Segment Open

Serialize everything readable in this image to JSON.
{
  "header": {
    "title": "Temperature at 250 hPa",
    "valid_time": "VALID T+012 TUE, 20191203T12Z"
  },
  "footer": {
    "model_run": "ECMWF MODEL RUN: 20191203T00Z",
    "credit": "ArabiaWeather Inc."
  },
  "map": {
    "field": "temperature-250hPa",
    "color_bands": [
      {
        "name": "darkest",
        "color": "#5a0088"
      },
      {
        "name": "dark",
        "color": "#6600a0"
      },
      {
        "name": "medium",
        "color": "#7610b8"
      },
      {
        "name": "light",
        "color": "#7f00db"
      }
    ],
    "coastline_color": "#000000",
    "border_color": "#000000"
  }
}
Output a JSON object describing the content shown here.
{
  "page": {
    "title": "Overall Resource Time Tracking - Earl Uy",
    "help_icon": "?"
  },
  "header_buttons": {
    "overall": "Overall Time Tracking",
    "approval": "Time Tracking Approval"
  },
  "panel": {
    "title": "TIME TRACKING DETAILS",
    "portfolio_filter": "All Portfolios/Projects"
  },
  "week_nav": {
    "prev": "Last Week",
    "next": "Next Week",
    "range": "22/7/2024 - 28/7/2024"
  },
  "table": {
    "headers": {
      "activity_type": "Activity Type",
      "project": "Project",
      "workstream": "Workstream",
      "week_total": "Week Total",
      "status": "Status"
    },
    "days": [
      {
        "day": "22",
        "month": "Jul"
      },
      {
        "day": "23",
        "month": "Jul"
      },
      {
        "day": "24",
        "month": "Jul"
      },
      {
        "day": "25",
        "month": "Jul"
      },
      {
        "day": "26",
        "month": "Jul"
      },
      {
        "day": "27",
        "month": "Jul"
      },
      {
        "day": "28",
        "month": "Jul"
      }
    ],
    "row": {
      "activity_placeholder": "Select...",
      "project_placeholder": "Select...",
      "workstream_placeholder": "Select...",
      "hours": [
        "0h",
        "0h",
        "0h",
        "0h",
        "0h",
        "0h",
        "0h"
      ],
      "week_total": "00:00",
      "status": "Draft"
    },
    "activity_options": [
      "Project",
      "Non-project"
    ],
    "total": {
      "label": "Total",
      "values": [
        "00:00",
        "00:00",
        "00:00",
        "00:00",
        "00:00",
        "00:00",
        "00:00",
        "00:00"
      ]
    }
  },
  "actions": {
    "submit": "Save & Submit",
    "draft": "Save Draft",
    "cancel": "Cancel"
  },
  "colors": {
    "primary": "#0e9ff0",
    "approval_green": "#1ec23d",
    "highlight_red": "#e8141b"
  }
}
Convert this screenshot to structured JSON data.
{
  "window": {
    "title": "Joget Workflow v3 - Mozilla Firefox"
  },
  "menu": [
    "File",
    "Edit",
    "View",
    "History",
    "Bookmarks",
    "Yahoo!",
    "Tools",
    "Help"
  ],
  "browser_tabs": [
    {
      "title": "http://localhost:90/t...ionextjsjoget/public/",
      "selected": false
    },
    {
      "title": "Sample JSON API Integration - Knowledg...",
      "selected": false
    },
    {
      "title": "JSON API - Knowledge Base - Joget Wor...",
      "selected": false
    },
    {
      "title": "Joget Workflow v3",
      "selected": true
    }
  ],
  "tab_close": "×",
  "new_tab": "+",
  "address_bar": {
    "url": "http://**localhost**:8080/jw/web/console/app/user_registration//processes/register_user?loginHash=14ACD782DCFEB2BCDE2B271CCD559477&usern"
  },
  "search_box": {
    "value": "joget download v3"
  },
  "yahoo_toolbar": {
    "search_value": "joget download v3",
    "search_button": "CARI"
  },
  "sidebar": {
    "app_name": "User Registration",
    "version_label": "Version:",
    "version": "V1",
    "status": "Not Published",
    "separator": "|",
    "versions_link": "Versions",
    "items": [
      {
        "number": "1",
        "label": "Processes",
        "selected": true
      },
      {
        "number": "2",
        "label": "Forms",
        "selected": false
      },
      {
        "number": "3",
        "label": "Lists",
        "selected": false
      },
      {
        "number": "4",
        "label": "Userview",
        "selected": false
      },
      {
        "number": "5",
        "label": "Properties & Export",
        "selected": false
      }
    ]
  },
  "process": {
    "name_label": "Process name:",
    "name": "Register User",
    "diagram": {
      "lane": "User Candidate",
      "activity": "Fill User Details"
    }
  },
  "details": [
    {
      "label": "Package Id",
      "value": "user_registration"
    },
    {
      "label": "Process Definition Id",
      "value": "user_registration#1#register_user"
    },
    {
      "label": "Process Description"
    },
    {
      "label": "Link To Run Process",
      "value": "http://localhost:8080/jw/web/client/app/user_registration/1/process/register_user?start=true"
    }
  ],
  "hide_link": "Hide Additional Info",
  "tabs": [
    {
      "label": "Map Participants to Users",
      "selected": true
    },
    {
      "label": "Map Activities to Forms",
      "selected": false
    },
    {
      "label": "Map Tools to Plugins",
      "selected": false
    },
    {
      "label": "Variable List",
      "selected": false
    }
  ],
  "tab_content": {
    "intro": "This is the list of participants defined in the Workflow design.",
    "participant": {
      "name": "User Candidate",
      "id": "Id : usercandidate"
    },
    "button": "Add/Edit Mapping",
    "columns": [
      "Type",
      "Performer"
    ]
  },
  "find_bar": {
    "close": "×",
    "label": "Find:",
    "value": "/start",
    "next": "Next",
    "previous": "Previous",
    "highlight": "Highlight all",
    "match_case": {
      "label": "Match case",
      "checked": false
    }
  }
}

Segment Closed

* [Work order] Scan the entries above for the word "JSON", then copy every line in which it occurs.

* [Answer]
Serialize everything readable in this image to JSON.
Output a JSON object describing the content shown here.
Convert this screenshot to structured JSON data.
      "title": "Sample JSON API Integration - Knowledg...",
      "title": "JSON API - Knowledge Base - Joget Wor...",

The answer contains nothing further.